→ **DATA EXCERPTS**:
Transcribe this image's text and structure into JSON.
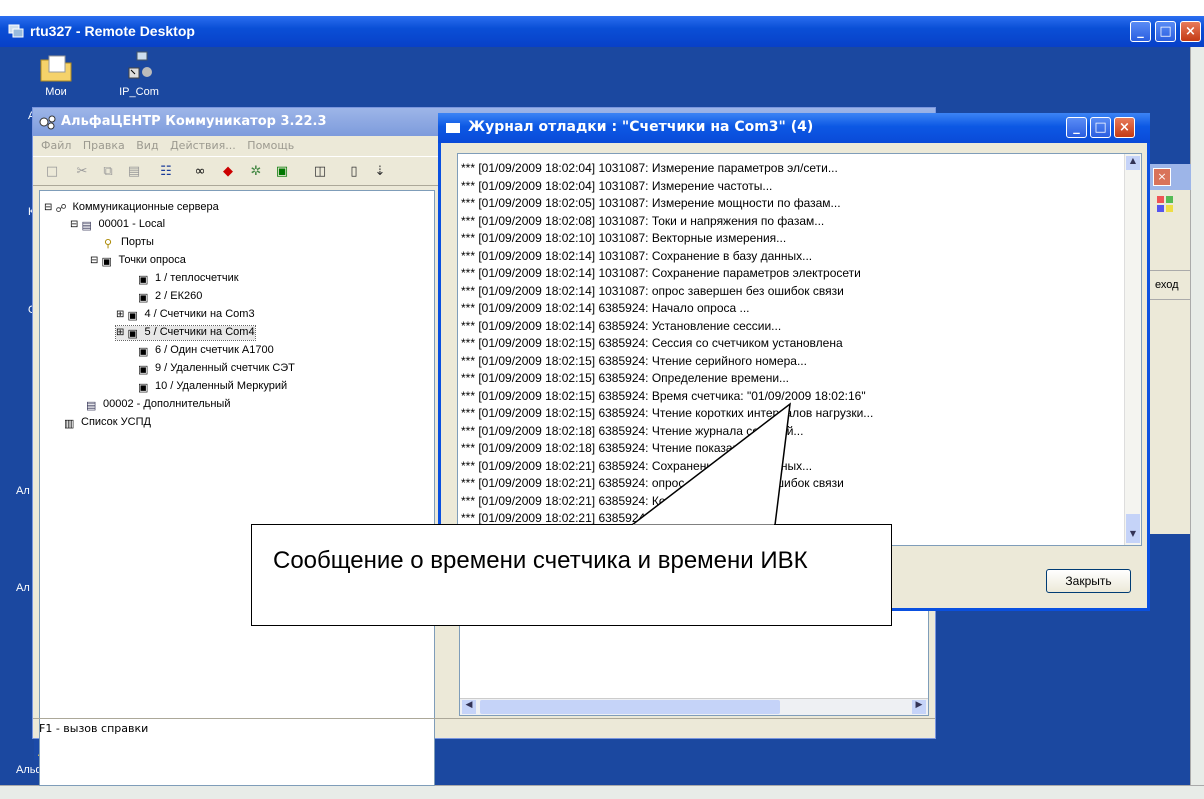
{
  "remote_desktop": {
    "title": "rtu327 - Remote Desktop"
  },
  "desktop": {
    "icons": [
      {
        "label": "Мои",
        "icon": "my-documents-icon"
      },
      {
        "label": "IP_Com",
        "icon": "network-shortcut-icon"
      },
      {
        "label": "АльфаЦЕНТР",
        "icon": "alphacenter-shortcut-icon"
      }
    ],
    "side_chars": [
      "А",
      "К",
      "О",
      "Ал",
      "Ал"
    ]
  },
  "alpha_center": {
    "title": "АльфаЦЕНТР Коммуникатор 3.22.3",
    "menu": [
      "Файл",
      "Правка",
      "Вид",
      "Действия...",
      "Помощь"
    ],
    "toolbar": [
      "new-icon",
      "cut-icon",
      "copy-icon",
      "paste-icon",
      "tree-icon",
      "binoculars-icon",
      "diamond-icon",
      "gears-icon",
      "monitor-icon",
      "chart-icon",
      "device-icon",
      "tool-icon"
    ],
    "tree": [
      {
        "label": "Коммуникационные сервера",
        "icon": "server-group-icon"
      },
      {
        "label": "00001 - Local",
        "icon": "computer-icon"
      },
      {
        "label": "Порты",
        "icon": "ports-icon"
      },
      {
        "label": "Точки опроса",
        "icon": "meter-icon"
      },
      {
        "label": "1 / теплосчетчик",
        "icon": "meter-icon"
      },
      {
        "label": "2 / ЕК260",
        "icon": "meter-icon"
      },
      {
        "label": "4 / Счетчики на Com3",
        "icon": "meter-icon"
      },
      {
        "label": "5 / Счетчики на Com4",
        "icon": "meter-icon"
      },
      {
        "label": "6 / Один счетчик А1700",
        "icon": "meter-icon"
      },
      {
        "label": "9 / Удаленный счетчик СЭТ",
        "icon": "meter-icon"
      },
      {
        "label": "10 / Удаленный Меркурий",
        "icon": "meter-icon"
      },
      {
        "label": "00002 - Дополнительный",
        "icon": "computer-icon"
      },
      {
        "label": "Список УСПД",
        "icon": "list-icon"
      }
    ],
    "status": "F1 - вызов справки"
  },
  "debug_log": {
    "title": "Журнал отладки : \"Счетчики на Com3\"  (4)",
    "lines": [
      "*** [01/09/2009 18:02:04]  1031087: Измерение параметров эл/сети...",
      "*** [01/09/2009 18:02:04]  1031087: Измерение частоты...",
      "*** [01/09/2009 18:02:05]  1031087: Измерение мощности по фазам...",
      "*** [01/09/2009 18:02:08]  1031087: Токи и напряжения по фазам...",
      "*** [01/09/2009 18:02:10]  1031087: Векторные измерения...",
      "*** [01/09/2009 18:02:14]  1031087: Сохранение в базу данных...",
      "*** [01/09/2009 18:02:14]  1031087: Сохранение параметров электросети",
      "*** [01/09/2009 18:02:14]  1031087: опрос завершен без ошибок связи",
      "*** [01/09/2009 18:02:14]  6385924: Начало опроса ...",
      "*** [01/09/2009 18:02:14]  6385924: Установление сессии...",
      "*** [01/09/2009 18:02:15]  6385924: Сессия со счетчиком установлена",
      "*** [01/09/2009 18:02:15]  6385924: Чтение серийного номера...",
      "*** [01/09/2009 18:02:15]  6385924: Определение времени...",
      "*** [01/09/2009 18:02:15]  6385924: Время счетчика: \"01/09/2009 18:02:16\"",
      "*** [01/09/2009 18:02:15]  6385924: Чтение коротких интервалов нагрузки...",
      "*** [01/09/2009 18:02:18]  6385924: Чтение журнала событий...",
      "*** [01/09/2009 18:02:18]  6385924: Чтение показаний...",
      "*** [01/09/2009 18:02:21]  6385924: Сохранение в базу данных...",
      "*** [01/09/2009 18:02:21]  6385924: опрос завершен без ошибок связи",
      "*** [01/09/2009 18:02:21]  6385924: Конец опроса ...",
      "*** [01/09/2009 18:02:21]  6385924: Закрытие сессии..."
    ],
    "close_button": "Закрыть"
  },
  "hidden_window": {
    "partial_label": "еход"
  },
  "callout": {
    "text": "Сообщение о времени счетчика и времени ИВК"
  }
}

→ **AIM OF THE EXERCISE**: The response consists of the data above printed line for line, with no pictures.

→ **OUTPUT FOR THIS EXERCISE**:
Transcribe this image's text and structure into JSON.
{
  "remote_desktop": {
    "title": "rtu327 - Remote Desktop"
  },
  "desktop": {
    "icons": [
      {
        "label": "Мои",
        "icon": "my-documents-icon"
      },
      {
        "label": "IP_Com",
        "icon": "network-shortcut-icon"
      },
      {
        "label": "АльфаЦЕНТР",
        "icon": "alphacenter-shortcut-icon"
      }
    ],
    "side_chars": [
      "А",
      "К",
      "О",
      "Ал",
      "Ал"
    ]
  },
  "alpha_center": {
    "title": "АльфаЦЕНТР Коммуникатор 3.22.3",
    "menu": [
      "Файл",
      "Правка",
      "Вид",
      "Действия...",
      "Помощь"
    ],
    "toolbar": [
      "new-icon",
      "cut-icon",
      "copy-icon",
      "paste-icon",
      "tree-icon",
      "binoculars-icon",
      "diamond-icon",
      "gears-icon",
      "monitor-icon",
      "chart-icon",
      "device-icon",
      "tool-icon"
    ],
    "tree": [
      {
        "label": "Коммуникационные сервера",
        "icon": "server-group-icon"
      },
      {
        "label": "00001 - Local",
        "icon": "computer-icon"
      },
      {
        "label": "Порты",
        "icon": "ports-icon"
      },
      {
        "label": "Точки опроса",
        "icon": "meter-icon"
      },
      {
        "label": "1 / теплосчетчик",
        "icon": "meter-icon"
      },
      {
        "label": "2 / ЕК260",
        "icon": "meter-icon"
      },
      {
        "label": "4 / Счетчики на Com3",
        "icon": "meter-icon"
      },
      {
        "label": "5 / Счетчики на Com4",
        "icon": "meter-icon"
      },
      {
        "label": "6 / Один счетчик А1700",
        "icon": "meter-icon"
      },
      {
        "label": "9 / Удаленный счетчик СЭТ",
        "icon": "meter-icon"
      },
      {
        "label": "10 / Удаленный Меркурий",
        "icon": "meter-icon"
      },
      {
        "label": "00002 - Дополнительный",
        "icon": "computer-icon"
      },
      {
        "label": "Список УСПД",
        "icon": "list-icon"
      }
    ],
    "status": "F1 - вызов справки"
  },
  "debug_log": {
    "title": "Журнал отладки : \"Счетчики на Com3\"  (4)",
    "lines": [
      "*** [01/09/2009 18:02:04]  1031087: Измерение параметров эл/сети...",
      "*** [01/09/2009 18:02:04]  1031087: Измерение частоты...",
      "*** [01/09/2009 18:02:05]  1031087: Измерение мощности по фазам...",
      "*** [01/09/2009 18:02:08]  1031087: Токи и напряжения по фазам...",
      "*** [01/09/2009 18:02:10]  1031087: Векторные измерения...",
      "*** [01/09/2009 18:02:14]  1031087: Сохранение в базу данных...",
      "*** [01/09/2009 18:02:14]  1031087: Сохранение параметров электросети",
      "*** [01/09/2009 18:02:14]  1031087: опрос завершен без ошибок связи",
      "*** [01/09/2009 18:02:14]  6385924: Начало опроса ...",
      "*** [01/09/2009 18:02:14]  6385924: Установление сессии...",
      "*** [01/09/2009 18:02:15]  6385924: Сессия со счетчиком установлена",
      "*** [01/09/2009 18:02:15]  6385924: Чтение серийного номера...",
      "*** [01/09/2009 18:02:15]  6385924: Определение времени...",
      "*** [01/09/2009 18:02:15]  6385924: Время счетчика: \"01/09/2009 18:02:16\"",
      "*** [01/09/2009 18:02:15]  6385924: Чтение коротких интервалов нагрузки...",
      "*** [01/09/2009 18:02:18]  6385924: Чтение журнала событий...",
      "*** [01/09/2009 18:02:18]  6385924: Чтение показаний...",
      "*** [01/09/2009 18:02:21]  6385924: Сохранение в базу данных...",
      "*** [01/09/2009 18:02:21]  6385924: опрос завершен без ошибок связи",
      "*** [01/09/2009 18:02:21]  6385924: Конец опроса ...",
      "*** [01/09/2009 18:02:21]  6385924: Закрытие сессии..."
    ],
    "close_button": "Закрыть"
  },
  "hidden_window": {
    "partial_label": "еход"
  },
  "callout": {
    "text": "Сообщение о времени счетчика и времени ИВК"
  }
}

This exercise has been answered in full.